Once a prominent landmark along Grand Parade, Tynemouth, Northumberland
A potted history
Beaconsfield house was Built around 1882 for John Henry Burn Esq; a wealthy coal-owner and philanthropist, he named the house after British Prime Minister Benjamin Disraeli, 1st Earl of Beaconsfield. John inherited wealth from his father David, who had made his fortune as an iron founder in the City of Newcastle upon Tyne. The 1881 census shows John staying at a London hotel, he is 53 years old, also born in Newcastle and describes himself as a Magistrate and Land owner. Mr Burn died in 1898 but his widow, Annie Catherine, continued to live there until 1922.
In Netherwitton church there are two stained glass windows commissioned by the family. The first is in memory of Barbara Burn who died 1842 ...'erected by her affectionate son John Henry Burn of Beaconsfield, Cullercoats'. The second is in memory of John himself, by his wife Catharine.
The property comprised of a Boot room or Pantry found in the basement, on the ground floor there were a Drawing Room, Dinning Room a Library, Billiard Room, in the hall at ground level a feature staircase which took you to the first floor; eight bedrooms, two indoor W.C.s two Bathrooms and then in the Attic a further three rooms for the servants.

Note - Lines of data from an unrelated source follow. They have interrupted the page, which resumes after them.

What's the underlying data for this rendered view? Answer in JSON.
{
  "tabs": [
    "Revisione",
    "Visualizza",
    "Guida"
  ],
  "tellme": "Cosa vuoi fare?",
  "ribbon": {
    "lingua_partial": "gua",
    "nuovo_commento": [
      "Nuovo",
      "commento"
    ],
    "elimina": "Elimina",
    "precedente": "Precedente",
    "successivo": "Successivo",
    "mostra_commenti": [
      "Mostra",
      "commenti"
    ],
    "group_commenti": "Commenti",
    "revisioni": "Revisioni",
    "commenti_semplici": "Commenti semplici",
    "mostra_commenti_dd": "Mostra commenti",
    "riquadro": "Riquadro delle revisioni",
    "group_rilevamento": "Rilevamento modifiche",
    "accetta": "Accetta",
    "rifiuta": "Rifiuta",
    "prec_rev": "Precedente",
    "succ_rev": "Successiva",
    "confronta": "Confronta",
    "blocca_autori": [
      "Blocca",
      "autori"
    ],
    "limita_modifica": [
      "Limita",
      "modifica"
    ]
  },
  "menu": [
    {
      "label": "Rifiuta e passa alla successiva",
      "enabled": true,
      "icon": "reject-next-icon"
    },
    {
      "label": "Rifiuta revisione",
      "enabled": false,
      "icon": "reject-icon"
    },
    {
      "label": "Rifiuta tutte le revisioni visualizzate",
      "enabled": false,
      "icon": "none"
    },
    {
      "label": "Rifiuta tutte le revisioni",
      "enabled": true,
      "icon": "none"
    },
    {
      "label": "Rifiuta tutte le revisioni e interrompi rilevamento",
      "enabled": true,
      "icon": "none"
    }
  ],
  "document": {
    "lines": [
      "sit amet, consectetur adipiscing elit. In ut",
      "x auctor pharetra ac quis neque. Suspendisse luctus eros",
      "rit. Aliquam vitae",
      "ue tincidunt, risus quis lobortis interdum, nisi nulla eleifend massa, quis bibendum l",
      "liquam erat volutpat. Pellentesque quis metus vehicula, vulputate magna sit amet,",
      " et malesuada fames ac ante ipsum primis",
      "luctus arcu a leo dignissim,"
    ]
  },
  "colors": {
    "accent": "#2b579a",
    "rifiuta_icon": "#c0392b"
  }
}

Between 1922 and 1939 Beaconsfield was owned by my great great grandfather Robert Thornton Bolt Esq. a Provisions Importer.
In January, 1938, Tynemouth Council approved plans for a new hotel on the Grand Parade (The Park Hotel) which was advertised to open on July 1 1939.
It was intended to be the most modern of hotels, with a continental appearance. Bowling greens and a garage block were promised in the future. Not long after opening, two bombs went off at Tynemouth Park in October, 1940. A bomb landed on the railway behind the hotel in April, 1941, but failed to explode, as did another in August 1942. During the second world war Beaconsfield house was used as a anti-aircraft AFS station.
In January 1946 the local council gave Barnardo's just 24 hours notice to occupy the house or lose it was just the type of Barnardo's had been looking for to replace two of their homes that had been destroyed by bombing raids.. The house and grounds covered an area of 1 acre 3 roods and could accommodate up to 40 boys. The home closed on 1 September 1953 after Tynemouth Council bought the house under a compulsory purchase order In 1953 for use as a convalescent home..
In 1956 the council took the decision to demolish the house and work was completed early in 1957. Plans to develop the site never went ahead.